C and V let you adjust the incoming note velocity by intervals of twenty.
To enter Keyboard mapping mode simply click on KEY button on the top right corner of the screen or hit CMD+K or CNTRL+K.
Now you can map anything that is highlighted in color (orange by default) to be controlled by your computer keyboard.
You can map any letter or number and you can even use capital letters for more mapping options.
Please note that if you map using a letter (numbers are not affected) that letter will no longer trigger notes.
Before we start mapping we first need to decide which instrument and effects we need. Things like Drums, Keys, Leads, Bass and any processing effects like compressors, EQs, reverbs and delays.
After we have all our instruments loaded we will need to map a few things:
- Capture (See next section)
- Track Arm Buttons *the computer keyboard top row of numbers is a good place to start here
- Solo and Mute Buttons (Optional)
- Scene Control – Up/Down and Launch (Optional)
Live Looping with Capture
Thanks to Capture, Ableton is always listening to incoming MIDI. This feature allows us to create easy live looping performances.
First, let’s map the Capture button to a key on our keyboard.
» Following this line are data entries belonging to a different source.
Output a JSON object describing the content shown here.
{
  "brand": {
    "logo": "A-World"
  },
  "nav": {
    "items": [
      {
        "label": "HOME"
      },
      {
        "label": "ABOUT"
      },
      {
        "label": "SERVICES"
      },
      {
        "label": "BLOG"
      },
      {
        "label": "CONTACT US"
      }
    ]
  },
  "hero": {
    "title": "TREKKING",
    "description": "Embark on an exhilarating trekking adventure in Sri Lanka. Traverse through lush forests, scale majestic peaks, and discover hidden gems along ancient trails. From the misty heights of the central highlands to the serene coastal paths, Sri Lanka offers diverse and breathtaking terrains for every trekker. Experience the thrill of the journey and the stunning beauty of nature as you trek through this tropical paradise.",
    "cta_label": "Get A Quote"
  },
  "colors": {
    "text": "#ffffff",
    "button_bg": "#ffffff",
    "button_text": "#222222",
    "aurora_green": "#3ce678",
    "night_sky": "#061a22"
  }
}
I chose the ` next to number 1.
Note: The button is greyed out when there’s no MIDI data to capture. It changes to black once there’s MIDI data captured and ready to be inserted.
We can start our live looping with an empty project. Make sure the track your playing is Armed or Monitor is set to In.
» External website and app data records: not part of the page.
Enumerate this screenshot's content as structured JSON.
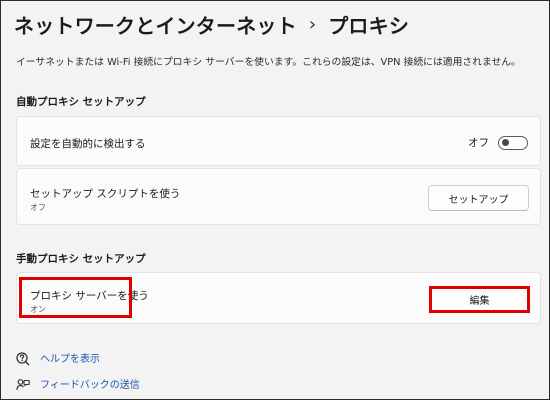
{
  "header": {
    "parent": "ネットワークとインターネット",
    "separator": "›",
    "current": "プロキシ"
  },
  "description": "イーサネットまたは Wi-Fi 接続にプロキシ サーバーを使います。これらの設定は、VPN 接続には適用されません。",
  "auto_section": {
    "heading": "自動プロキシ セットアップ",
    "detect": {
      "title": "設定を自動的に検出する",
      "toggle_label": "オフ",
      "toggle_on": false
    },
    "script": {
      "title": "セットアップ スクリプトを使う",
      "status": "オフ",
      "button_label": "セットアップ"
    }
  },
  "manual_section": {
    "heading": "手動プロキシ セットアップ",
    "proxy_server": {
      "title": "プロキシ サーバーを使う",
      "status": "オン",
      "button_label": "編集"
    }
  },
  "footer": {
    "help": {
      "label": "ヘルプを表示",
      "icon": "help-icon"
    },
    "feedback": {
      "label": "フィードバックの送信",
      "icon": "feedback-icon"
    }
  },
  "colors": {
    "background": "#f3f3f3",
    "card": "#fbfbfb",
    "link": "#1a56a8",
    "highlight": "#e00000"
  }
}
If playback is not running and there are no existing clips in the set, Capture MIDI analyzes the average tempo of the captured MIDI and adjusts Live’s tempo once the Capture MIDI button is pressed. Playback then starts automatically. If playback is already running, or if clips already exist in the set, the tempo does not get adjusted.
Now we can start our live looping session. Remember that Capture even lets you overdub! So for example, you can start with just hats, hit capture, and then play your kick and snare on the same instrument. Even though there is already a capture clip that is playing the next time you hit capture Ableton will add (overdub) your kick and snare into the clip.
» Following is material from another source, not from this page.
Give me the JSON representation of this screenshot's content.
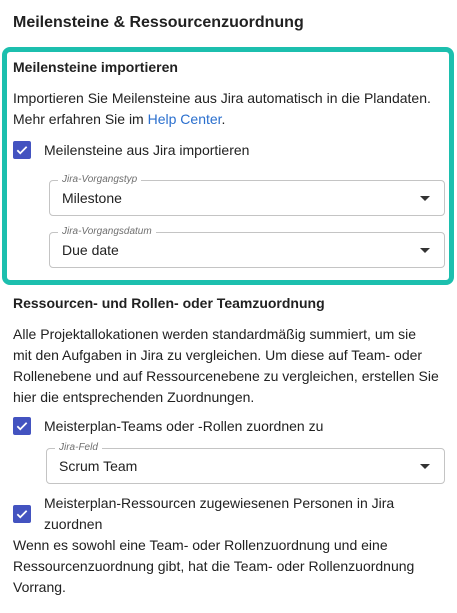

Beat Lab Instant Sampler lets us record a small sound and immediately be able to play on the keyboard.
Check out full details and download HERE.
In most cases, when we map KEY mapping to an effect it will work as a toggle. First press on, Second press off.
This might not be the idle way of controlling effects with our computer keyboard. Instead, it will be more fun and efficient to use Momentary FX. when we press the key the effect turns on when we release the key the effect turns off.
To easily set this up we can use the free Momentary 8 from Yehezkel Raz (Download at the bottom of the page)
We can place this device on an Empty MIDI Track and set the Monitor to IN so it’s always listening.
Next, we can choose notes on our keyboard that we are not using in the performance (Maybe notes out of the key of your tune) and set them up as the receiving notes in Momentary 8. Then, click the map button and then click the mapping destination (it can be on other tracks). For example, we mapped a Beat Repeat on/off, Send Knob B for Delay, Global Mute, and Pitch Drop Effect on/off.
You can use the Min/Max column to reverse the behavior of the key if necessary.
Controlling FX with Your Voice
Thanks to Max for Live it is now possible to control FX with your voice.
Create a new Audio Track. Set the Audio From to receive from your built-in Mic. and Mute the track (unless you also want to use your voice to sing) and set Monitor to In.
Then load Envelope Follower (Included in Ableton 10 Suite) onto the Track.
Turn up the gain until you the graph moves all the way up when you speak or make a sound into the mic.
Now we can click the map button and while it’s blinking go to any other track and click on any parameter we want to affect. For example, the Global volume of filter frequency.
Play with the Rise and Fall values in the Envelope Follower to change the timing of modulation.
You can click on the list button to reveal more mapping buttons to map up to 8 other destinations.
Each mapping has it’s own MIN/MAX settings.
Instant Sampler – Turn any sound to an instrument instantly
Reverser – Real-Time Audio Reverser/Repeater